(Stored entries)
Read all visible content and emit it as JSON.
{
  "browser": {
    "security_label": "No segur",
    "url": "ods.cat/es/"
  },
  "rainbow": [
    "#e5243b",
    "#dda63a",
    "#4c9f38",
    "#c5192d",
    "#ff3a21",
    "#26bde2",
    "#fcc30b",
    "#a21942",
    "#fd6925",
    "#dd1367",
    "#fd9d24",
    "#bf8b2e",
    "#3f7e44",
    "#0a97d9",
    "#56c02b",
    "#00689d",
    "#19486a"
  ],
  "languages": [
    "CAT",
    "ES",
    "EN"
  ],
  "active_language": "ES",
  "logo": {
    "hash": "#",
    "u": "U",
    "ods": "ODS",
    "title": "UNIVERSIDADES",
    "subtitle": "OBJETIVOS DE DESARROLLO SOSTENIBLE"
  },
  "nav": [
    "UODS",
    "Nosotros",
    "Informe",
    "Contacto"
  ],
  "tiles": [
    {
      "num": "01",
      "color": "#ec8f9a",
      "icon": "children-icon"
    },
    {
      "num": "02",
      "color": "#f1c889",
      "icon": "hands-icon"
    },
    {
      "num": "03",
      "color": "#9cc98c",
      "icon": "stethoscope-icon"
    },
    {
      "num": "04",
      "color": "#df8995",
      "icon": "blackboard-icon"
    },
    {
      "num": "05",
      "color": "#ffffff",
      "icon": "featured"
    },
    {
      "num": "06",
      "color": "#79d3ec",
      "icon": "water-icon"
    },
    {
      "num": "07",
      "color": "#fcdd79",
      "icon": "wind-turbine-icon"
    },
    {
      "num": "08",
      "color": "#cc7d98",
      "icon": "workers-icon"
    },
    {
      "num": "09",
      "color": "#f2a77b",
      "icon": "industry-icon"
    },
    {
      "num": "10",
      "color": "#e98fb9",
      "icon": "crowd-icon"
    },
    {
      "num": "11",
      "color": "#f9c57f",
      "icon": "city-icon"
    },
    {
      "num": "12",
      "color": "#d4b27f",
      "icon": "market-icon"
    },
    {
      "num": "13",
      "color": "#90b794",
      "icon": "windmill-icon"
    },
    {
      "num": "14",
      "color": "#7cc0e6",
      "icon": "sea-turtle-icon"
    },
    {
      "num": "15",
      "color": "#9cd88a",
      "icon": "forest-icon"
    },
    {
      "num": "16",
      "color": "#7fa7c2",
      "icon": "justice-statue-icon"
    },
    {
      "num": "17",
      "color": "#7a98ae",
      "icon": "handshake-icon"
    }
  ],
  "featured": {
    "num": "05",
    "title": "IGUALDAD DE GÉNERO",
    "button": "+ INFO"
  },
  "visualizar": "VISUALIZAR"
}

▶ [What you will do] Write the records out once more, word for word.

▶ [Task output]
Read all visible content and emit it as JSON.
{
  "browser": {
    "security_label": "No segur",
    "url": "ods.cat/es/"
  },
  "rainbow": [
    "#e5243b",
    "#dda63a",
    "#4c9f38",
    "#c5192d",
    "#ff3a21",
    "#26bde2",
    "#fcc30b",
    "#a21942",
    "#fd6925",
    "#dd1367",
    "#fd9d24",
    "#bf8b2e",
    "#3f7e44",
    "#0a97d9",
    "#56c02b",
    "#00689d",
    "#19486a"
  ],
  "languages": [
    "CAT",
    "ES",
    "EN"
  ],
  "active_language": "ES",
  "logo": {
    "hash": "#",
    "u": "U",
    "ods": "ODS",
    "title": "UNIVERSIDADES",
    "subtitle": "OBJETIVOS DE DESARROLLO SOSTENIBLE"
  },
  "nav": [
    "UODS",
    "Nosotros",
    "Informe",
    "Contacto"
  ],
  "tiles": [
    {
      "num": "01",
      "color": "#ec8f9a",
      "icon": "children-icon"
    },
    {
      "num": "02",
      "color": "#f1c889",
      "icon": "hands-icon"
    },
    {
      "num": "03",
      "color": "#9cc98c",
      "icon": "stethoscope-icon"
    },
    {
      "num": "04",
      "color": "#df8995",
      "icon": "blackboard-icon"
    },
    {
      "num": "05",
      "color": "#ffffff",
      "icon": "featured"
    },
    {
      "num": "06",
      "color": "#79d3ec",
      "icon": "water-icon"
    },
    {
      "num": "07",
      "color": "#fcdd79",
      "icon": "wind-turbine-icon"
    },
    {
      "num": "08",
      "color": "#cc7d98",
      "icon": "workers-icon"
    },
    {
      "num": "09",
      "color": "#f2a77b",
      "icon": "industry-icon"
    },
    {
      "num": "10",
      "color": "#e98fb9",
      "icon": "crowd-icon"
    },
    {
      "num": "11",
      "color": "#f9c57f",
      "icon": "city-icon"
    },
    {
      "num": "12",
      "color": "#d4b27f",
      "icon": "market-icon"
    },
    {
      "num": "13",
      "color": "#90b794",
      "icon": "windmill-icon"
    },
    {
      "num": "14",
      "color": "#7cc0e6",
      "icon": "sea-turtle-icon"
    },
    {
      "num": "15",
      "color": "#9cd88a",
      "icon": "forest-icon"
    },
    {
      "num": "16",
      "color": "#7fa7c2",
      "icon": "justice-statue-icon"
    },
    {
      "num": "17",
      "color": "#7a98ae",
      "icon": "handshake-icon"
    }
  ],
  "featured": {
    "num": "05",
    "title": "IGUALDAD DE GÉNERO",
    "button": "+ INFO"
  },
  "visualizar": "VISUALIZAR"
}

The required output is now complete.